Work instructions: Retype every record exactly. Skip the images.

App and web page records
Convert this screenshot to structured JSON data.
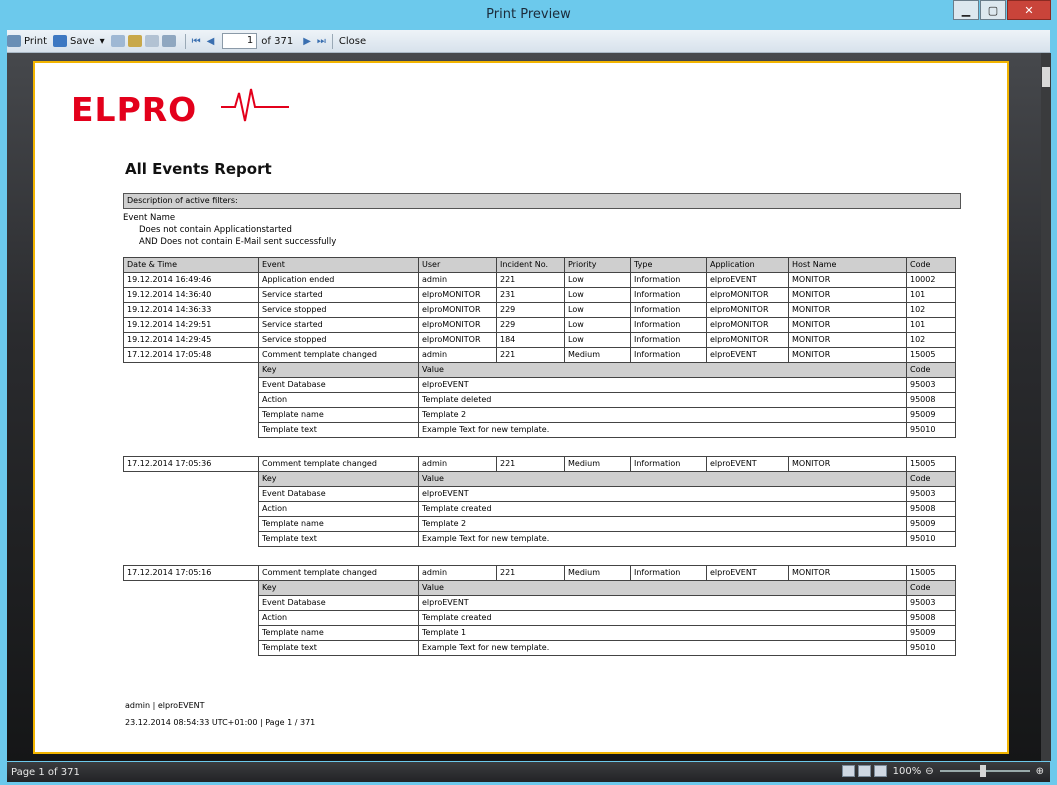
{
  "window": {
    "title": "Print Preview"
  },
  "toolbar": {
    "print": "Print",
    "save": "Save",
    "page_value": "1",
    "page_of": "of 371",
    "close": "Close"
  },
  "report": {
    "logo": "ELPRO",
    "title": "All Events Report",
    "filter_header": "Description of active filters:",
    "filter_lines": [
      "Event Name",
      "Does not contain Applicationstarted",
      "AND Does not contain E-Mail sent successfully"
    ],
    "columns": [
      "Date & Time",
      "Event",
      "User",
      "Incident No.",
      "Priority",
      "Type",
      "Application",
      "Host Name",
      "Code"
    ],
    "rows": [
      [
        "19.12.2014 16:49:46",
        "Application ended",
        "admin",
        "221",
        "Low",
        "Information",
        "elproEVENT",
        "MONITOR",
        "10002"
      ],
      [
        "19.12.2014 14:36:40",
        "Service started",
        "elproMONITOR",
        "231",
        "Low",
        "Information",
        "elproMONITOR",
        "MONITOR",
        "101"
      ],
      [
        "19.12.2014 14:36:33",
        "Service stopped",
        "elproMONITOR",
        "229",
        "Low",
        "Information",
        "elproMONITOR",
        "MONITOR",
        "102"
      ],
      [
        "19.12.2014 14:29:51",
        "Service started",
        "elproMONITOR",
        "229",
        "Low",
        "Information",
        "elproMONITOR",
        "MONITOR",
        "101"
      ],
      [
        "19.12.2014 14:29:45",
        "Service stopped",
        "elproMONITOR",
        "184",
        "Low",
        "Information",
        "elproMONITOR",
        "MONITOR",
        "102"
      ],
      [
        "17.12.2014 17:05:48",
        "Comment template changed",
        "admin",
        "221",
        "Medium",
        "Information",
        "elproEVENT",
        "MONITOR",
        "15005"
      ]
    ],
    "detail_columns": [
      "Key",
      "Value",
      "Code"
    ],
    "detail1": [
      [
        "Event Database",
        "elproEVENT",
        "95003"
      ],
      [
        "Action",
        "Template deleted",
        "95008"
      ],
      [
        "Template name",
        "Template 2",
        "95009"
      ],
      [
        "Template text",
        "Example Text for new template.",
        "95010"
      ]
    ],
    "group2": [
      "17.12.2014 17:05:36",
      "Comment template changed",
      "admin",
      "221",
      "Medium",
      "Information",
      "elproEVENT",
      "MONITOR",
      "15005"
    ],
    "detail2": [
      [
        "Event Database",
        "elproEVENT",
        "95003"
      ],
      [
        "Action",
        "Template created",
        "95008"
      ],
      [
        "Template name",
        "Template 2",
        "95009"
      ],
      [
        "Template text",
        "Example Text for new template.",
        "95010"
      ]
    ],
    "group3": [
      "17.12.2014 17:05:16",
      "Comment template changed",
      "admin",
      "221",
      "Medium",
      "Information",
      "elproEVENT",
      "MONITOR",
      "15005"
    ],
    "detail3": [
      [
        "Event Database",
        "elproEVENT",
        "95003"
      ],
      [
        "Action",
        "Template created",
        "95008"
      ],
      [
        "Template name",
        "Template 1",
        "95009"
      ],
      [
        "Template text",
        "Example Text for new template.",
        "95010"
      ]
    ],
    "footer_line1": "admin | elproEVENT",
    "footer_line2": "23.12.2014 08:54:33 UTC+01:00 | Page 1 / 371"
  },
  "status": {
    "page_text": "Page 1 of 371",
    "zoom": "100%"
  },
  "colors": {
    "title_bar": "#6cc9ec",
    "page_border": "#f2b400",
    "logo": "#e3001b",
    "close_button": "#c9443a"
  }
}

Answer to this exercise:
Convert this screenshot to structured JSON data.
{
  "window": {
    "title": "Print Preview"
  },
  "toolbar": {
    "print": "Print",
    "save": "Save",
    "page_value": "1",
    "page_of": "of 371",
    "close": "Close"
  },
  "report": {
    "logo": "ELPRO",
    "title": "All Events Report",
    "filter_header": "Description of active filters:",
    "filter_lines": [
      "Event Name",
      "Does not contain Applicationstarted",
      "AND Does not contain E-Mail sent successfully"
    ],
    "columns": [
      "Date & Time",
      "Event",
      "User",
      "Incident No.",
      "Priority",
      "Type",
      "Application",
      "Host Name",
      "Code"
    ],
    "rows": [
      [
        "19.12.2014 16:49:46",
        "Application ended",
        "admin",
        "221",
        "Low",
        "Information",
        "elproEVENT",
        "MONITOR",
        "10002"
      ],
      [
        "19.12.2014 14:36:40",
        "Service started",
        "elproMONITOR",
        "231",
        "Low",
        "Information",
        "elproMONITOR",
        "MONITOR",
        "101"
      ],
      [
        "19.12.2014 14:36:33",
        "Service stopped",
        "elproMONITOR",
        "229",
        "Low",
        "Information",
        "elproMONITOR",
        "MONITOR",
        "102"
      ],
      [
        "19.12.2014 14:29:51",
        "Service started",
        "elproMONITOR",
        "229",
        "Low",
        "Information",
        "elproMONITOR",
        "MONITOR",
        "101"
      ],
      [
        "19.12.2014 14:29:45",
        "Service stopped",
        "elproMONITOR",
        "184",
        "Low",
        "Information",
        "elproMONITOR",
        "MONITOR",
        "102"
      ],
      [
        "17.12.2014 17:05:48",
        "Comment template changed",
        "admin",
        "221",
        "Medium",
        "Information",
        "elproEVENT",
        "MONITOR",
        "15005"
      ]
    ],
    "detail_columns": [
      "Key",
      "Value",
      "Code"
    ],
    "detail1": [
      [
        "Event Database",
        "elproEVENT",
        "95003"
      ],
      [
        "Action",
        "Template deleted",
        "95008"
      ],
      [
        "Template name",
        "Template 2",
        "95009"
      ],
      [
        "Template text",
        "Example Text for new template.",
        "95010"
      ]
    ],
    "group2": [
      "17.12.2014 17:05:36",
      "Comment template changed",
      "admin",
      "221",
      "Medium",
      "Information",
      "elproEVENT",
      "MONITOR",
      "15005"
    ],
    "detail2": [
      [
        "Event Database",
        "elproEVENT",
        "95003"
      ],
      [
        "Action",
        "Template created",
        "95008"
      ],
      [
        "Template name",
        "Template 2",
        "95009"
      ],
      [
        "Template text",
        "Example Text for new template.",
        "95010"
      ]
    ],
    "group3": [
      "17.12.2014 17:05:16",
      "Comment template changed",
      "admin",
      "221",
      "Medium",
      "Information",
      "elproEVENT",
      "MONITOR",
      "15005"
    ],
    "detail3": [
      [
        "Event Database",
        "elproEVENT",
        "95003"
      ],
      [
        "Action",
        "Template created",
        "95008"
      ],
      [
        "Template name",
        "Template 1",
        "95009"
      ],
      [
        "Template text",
        "Example Text for new template.",
        "95010"
      ]
    ],
    "footer_line1": "admin | elproEVENT",
    "footer_line2": "23.12.2014 08:54:33 UTC+01:00 | Page 1 / 371"
  },
  "status": {
    "page_text": "Page 1 of 371",
    "zoom": "100%"
  },
  "colors": {
    "title_bar": "#6cc9ec",
    "page_border": "#f2b400",
    "logo": "#e3001b",
    "close_button": "#c9443a"
  }
}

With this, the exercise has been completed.